DETECTIVES have a “golden hour” in the aftermath of a crime to gather vital evidence which will affect how their investigation progresses.

Those were the words of Detective Sergeant Julie Greenwood after her return to television screens in documentary The Brighton Police, which aired on ITV last night.

The nation watched Sussex Police swoop into action as they brought in an Albanian gang of drug dealers who was jailed in March after running a cocaine ring across Brighton and Hove.

The second series of what was formerly known as The Nick showed more than 100 officers going out in force to bring in the nine criminals after a lengthy undercover investigation last year.

Viewers also saw, step-by-step, how DS Greenwood and her team closed in on armed robbers Jamie Casaletto, 33, of Colgate Close, Brighton, and John Clugston, 27, of Egmont Close, Hove, who raided the Ladbrokes in The Broadway and St George’s Road in August last year. The pair, who robbed the betting shops at gunpoint and brandished a knife to threaten customers before making off with thousands of pounds in cash, are now serving 11 and 14-year jail terms respectively.

DS Greenwood, who worked in the Criminal Investigation Department at the time of filming, said one of the toughest parts of her investigation was when it briefly came to a “stalemate” through a lack of physical evidence.

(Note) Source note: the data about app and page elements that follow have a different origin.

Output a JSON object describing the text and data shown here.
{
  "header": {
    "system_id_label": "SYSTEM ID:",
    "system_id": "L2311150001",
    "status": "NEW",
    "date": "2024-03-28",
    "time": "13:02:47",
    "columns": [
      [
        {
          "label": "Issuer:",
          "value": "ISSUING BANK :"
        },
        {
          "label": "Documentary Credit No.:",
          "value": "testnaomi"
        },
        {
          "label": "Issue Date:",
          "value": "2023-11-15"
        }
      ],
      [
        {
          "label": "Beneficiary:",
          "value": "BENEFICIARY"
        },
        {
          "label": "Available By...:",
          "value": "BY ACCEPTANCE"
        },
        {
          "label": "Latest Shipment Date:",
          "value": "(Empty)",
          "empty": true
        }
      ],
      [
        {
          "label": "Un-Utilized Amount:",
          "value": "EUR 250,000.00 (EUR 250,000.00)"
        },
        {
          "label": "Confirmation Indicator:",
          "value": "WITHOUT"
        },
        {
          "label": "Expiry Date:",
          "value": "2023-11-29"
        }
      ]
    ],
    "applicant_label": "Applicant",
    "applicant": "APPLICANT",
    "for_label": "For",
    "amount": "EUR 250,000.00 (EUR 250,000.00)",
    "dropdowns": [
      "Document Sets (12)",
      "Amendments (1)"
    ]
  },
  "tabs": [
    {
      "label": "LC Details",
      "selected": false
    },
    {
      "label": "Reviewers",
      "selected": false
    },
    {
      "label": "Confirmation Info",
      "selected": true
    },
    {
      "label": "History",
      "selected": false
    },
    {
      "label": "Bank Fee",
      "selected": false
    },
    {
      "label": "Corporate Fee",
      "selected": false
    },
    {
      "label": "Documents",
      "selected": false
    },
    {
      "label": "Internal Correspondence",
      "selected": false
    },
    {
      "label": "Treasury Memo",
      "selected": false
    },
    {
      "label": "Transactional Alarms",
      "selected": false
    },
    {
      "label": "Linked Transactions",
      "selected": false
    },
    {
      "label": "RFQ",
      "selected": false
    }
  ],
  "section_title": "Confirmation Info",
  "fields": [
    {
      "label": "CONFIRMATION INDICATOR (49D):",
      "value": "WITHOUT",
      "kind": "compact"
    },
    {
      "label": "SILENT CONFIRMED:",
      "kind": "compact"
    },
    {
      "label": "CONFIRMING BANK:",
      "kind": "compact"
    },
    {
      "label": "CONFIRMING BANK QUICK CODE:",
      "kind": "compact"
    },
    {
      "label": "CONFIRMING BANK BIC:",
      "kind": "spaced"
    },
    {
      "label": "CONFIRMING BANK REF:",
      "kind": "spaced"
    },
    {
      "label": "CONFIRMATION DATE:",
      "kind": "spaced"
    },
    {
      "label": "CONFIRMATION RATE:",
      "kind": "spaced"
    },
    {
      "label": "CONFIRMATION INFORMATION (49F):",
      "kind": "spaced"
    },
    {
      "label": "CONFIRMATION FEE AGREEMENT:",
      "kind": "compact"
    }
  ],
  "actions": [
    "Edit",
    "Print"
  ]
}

The 48-year-old, who joined the force in 1996 after a stint in the RAF, said when that happens officers just have to continue with their inquiries until a breakthrough and in such crimes offenders chance their luck again.

She said: “There is a golden hour after a crime is committed where it is vital for us to gather as much information and evidence as possible and secure the scene.

“This will help the investigation progress. In this case they were cocky and became sloppy when they robbed again.”

DI Greenwood, who is due to retire from the force in 17 months, said: “My proudest moment is always when the team comes together and we have identified who the criminal is. Being able to phone the victims and say we have the criminal in custody gives them piece of mind and nothing beats that feeling of satisfaction.”

She was surprised to become something of a local celebrity after appearing on the show, adding: “Someone came up to me in Morrisons when I was buying my lunch and said, ‘You don’t take any prisoners do you?’ I suppose it is because I am a bit ruthless, I don’t make any apologies for motivating my team.”

She said being filmed for a second time was much easier, adding: “I think as a police officer you are naturally suspicious.

“You wonder how they will edit, how you will be portrayed, what people will think. But you get used to the crew, they become part of the team and are with you for months. So we got to know each other and trust each other.”

  • The Brighton Police returns on Thursday.


The Brighton Police ★★★★☆

IF you like a good bit of crime drama, some nice views of Brighton and a bit of comedy thrown in for good measure, then you will love this show.

There is no doubt watching officers piece together some of the city’s high-profile investigations from the last year will be fascinating if you’re a local. And you do get a genuine sense of their commitment to their work. But among all the seriousness, The Brighton Police shows there is always time for a bit of banter – even at one of the busiest police stations in the country.

Detective Constable Tom Duffy’s deadpan remark as he searched some bins, “I’ve never dealt with poo, just dead bodies really”, reflects the testing nature of the job but nevertheless had comic effect.

I felt for Police Constable James Gillies. He did his best to laugh off the persistent and blatant sexual harassment from a drunk driver and deflect the quite graphic comments with jokes. You will be hard pushed not to laugh at this arrested man, even though he is unacceptably inappropriate. I wonder if it would have made the final cut, or be seen as funny by the witnesses, if those comments were made to a female officer?

I wondered why the programme’s name changed from The Nick. It’s probably because their style differs. Either way, it seems the narrator didn’t get the memo.

The first appeared as a warts-and-all, candid portrayal of life in the force.

The second is a bit more polished, snappy, fast paced. There are some genuinely heart racing moments but when tense chords did not necessarily match what was unveiling on screen, it felt a bit forced.